“…songs so elegantly composed that many could pass for old standards…
Burhenn is as heartbreaking and tuneful as her finest inspirations
while investing her songs with a calm fatalism that sets her apart.”
American singer-songwriter Laura Burhenn is a shape-shifter who can't sit still. Since 2010 she's worked under the moniker The Mynabirds, releasing four critically acclaimed and stylistically different albums on Saddle Creek: What We Lose in the Fire We Gain in the Flood (2010) and GENERALS (2012), both produced by Richard Swift, Lovers Know (2015), and BE HERE NOW (2017). She has also toured as a member of the Postal Service (2013) and Bright Eyes (2011), helped found Omaha Girls Rock (a non-profit helping young girls find their voices), and in 2013 gave a TED talk based on her "New Revolutionists" portrait project, exploring what it means to be a revolutionary woman in this day and age. Before The Mynabirds, Laura was a member of DC indie band Georgie James with Q And Not U's John Davis, and also put out two self-produced solo albums on the label she founded herself, Laboratory Records.
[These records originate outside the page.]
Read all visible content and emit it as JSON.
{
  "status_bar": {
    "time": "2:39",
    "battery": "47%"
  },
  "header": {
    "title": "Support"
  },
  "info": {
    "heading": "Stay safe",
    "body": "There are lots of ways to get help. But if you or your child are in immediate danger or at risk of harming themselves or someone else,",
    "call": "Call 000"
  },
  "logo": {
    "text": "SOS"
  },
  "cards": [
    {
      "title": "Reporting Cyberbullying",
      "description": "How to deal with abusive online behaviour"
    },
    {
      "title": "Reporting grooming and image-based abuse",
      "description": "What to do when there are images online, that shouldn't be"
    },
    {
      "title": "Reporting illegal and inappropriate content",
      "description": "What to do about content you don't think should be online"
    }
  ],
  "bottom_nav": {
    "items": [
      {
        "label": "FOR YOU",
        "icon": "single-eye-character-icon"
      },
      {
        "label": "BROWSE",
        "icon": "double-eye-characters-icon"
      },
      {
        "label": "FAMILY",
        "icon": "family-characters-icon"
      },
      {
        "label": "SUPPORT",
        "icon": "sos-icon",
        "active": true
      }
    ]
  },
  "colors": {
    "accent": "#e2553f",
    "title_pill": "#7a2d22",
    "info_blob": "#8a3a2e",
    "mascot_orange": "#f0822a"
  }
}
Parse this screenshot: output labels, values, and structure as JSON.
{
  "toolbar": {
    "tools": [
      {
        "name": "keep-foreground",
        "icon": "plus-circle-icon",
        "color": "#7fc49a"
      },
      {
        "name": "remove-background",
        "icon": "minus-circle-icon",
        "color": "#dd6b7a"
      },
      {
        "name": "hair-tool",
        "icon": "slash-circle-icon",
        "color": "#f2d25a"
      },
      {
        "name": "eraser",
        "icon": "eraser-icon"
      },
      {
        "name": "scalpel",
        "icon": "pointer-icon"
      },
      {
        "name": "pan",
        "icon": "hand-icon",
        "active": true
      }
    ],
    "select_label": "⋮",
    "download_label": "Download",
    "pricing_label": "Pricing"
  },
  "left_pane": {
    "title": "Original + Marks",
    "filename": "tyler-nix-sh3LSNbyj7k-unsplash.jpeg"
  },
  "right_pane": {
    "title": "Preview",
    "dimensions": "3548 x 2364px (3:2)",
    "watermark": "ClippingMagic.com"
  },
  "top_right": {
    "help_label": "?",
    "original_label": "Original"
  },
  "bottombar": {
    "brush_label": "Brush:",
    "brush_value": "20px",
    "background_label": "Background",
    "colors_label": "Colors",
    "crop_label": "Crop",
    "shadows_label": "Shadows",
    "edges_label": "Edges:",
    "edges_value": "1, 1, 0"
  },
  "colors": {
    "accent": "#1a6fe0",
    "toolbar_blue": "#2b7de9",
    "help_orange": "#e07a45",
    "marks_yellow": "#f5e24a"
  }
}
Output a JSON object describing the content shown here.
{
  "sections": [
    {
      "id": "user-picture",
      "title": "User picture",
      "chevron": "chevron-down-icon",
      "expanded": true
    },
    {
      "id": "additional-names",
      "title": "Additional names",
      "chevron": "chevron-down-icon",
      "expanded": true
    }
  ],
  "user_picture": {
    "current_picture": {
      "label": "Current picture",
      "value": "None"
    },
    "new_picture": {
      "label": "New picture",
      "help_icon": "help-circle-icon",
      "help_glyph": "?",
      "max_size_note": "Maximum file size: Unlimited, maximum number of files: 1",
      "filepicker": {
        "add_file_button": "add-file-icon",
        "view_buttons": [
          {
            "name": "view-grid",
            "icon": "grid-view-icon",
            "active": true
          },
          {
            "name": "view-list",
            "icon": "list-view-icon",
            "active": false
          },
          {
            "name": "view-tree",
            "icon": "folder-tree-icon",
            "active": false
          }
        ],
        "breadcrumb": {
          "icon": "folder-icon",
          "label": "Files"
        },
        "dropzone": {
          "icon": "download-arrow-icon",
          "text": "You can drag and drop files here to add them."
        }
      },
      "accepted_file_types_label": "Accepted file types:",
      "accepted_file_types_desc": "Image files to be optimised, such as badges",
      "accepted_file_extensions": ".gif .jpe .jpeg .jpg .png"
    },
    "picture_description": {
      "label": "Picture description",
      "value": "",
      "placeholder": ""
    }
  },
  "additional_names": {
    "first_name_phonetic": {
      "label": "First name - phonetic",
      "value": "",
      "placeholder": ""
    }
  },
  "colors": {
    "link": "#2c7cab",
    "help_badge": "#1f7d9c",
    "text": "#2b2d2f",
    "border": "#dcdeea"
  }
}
The Mynabirds' newest album, BE HERE NOW, is a collection of 9 songs written and recorded in just 2 weeks in January 2017 following the Inauguration and the Women's March. Singer Laura Burhenn worked with producer Patrick Damphier in his Nashville studio (which he was being evicted as the neighborhood began to gentrify, old warehouses turning to tech offices and luxury condos) to document the news and peoples’ intense emotional responses to it all in real time. No stranger to politics in her songwriting, Laura aimed to speak from the voice of the collective consciousness in a work of "Emotional Journalism," singing the heartbreak, anger, exhaustion and resolute hope she witnessed during the Muslim travel ban, the final stand at Standing Rock, and every other news story that rattled America in that period. The album vacillates in style and feel to reflect a frayed nation, featuring the legendary McCrary Sisters on title track “Be Here Now,” a Burundian refugee choir on a song for immigrants, and a cacophony of dissonant saxophones in a new national anthem on another. It is the last recording made in that space.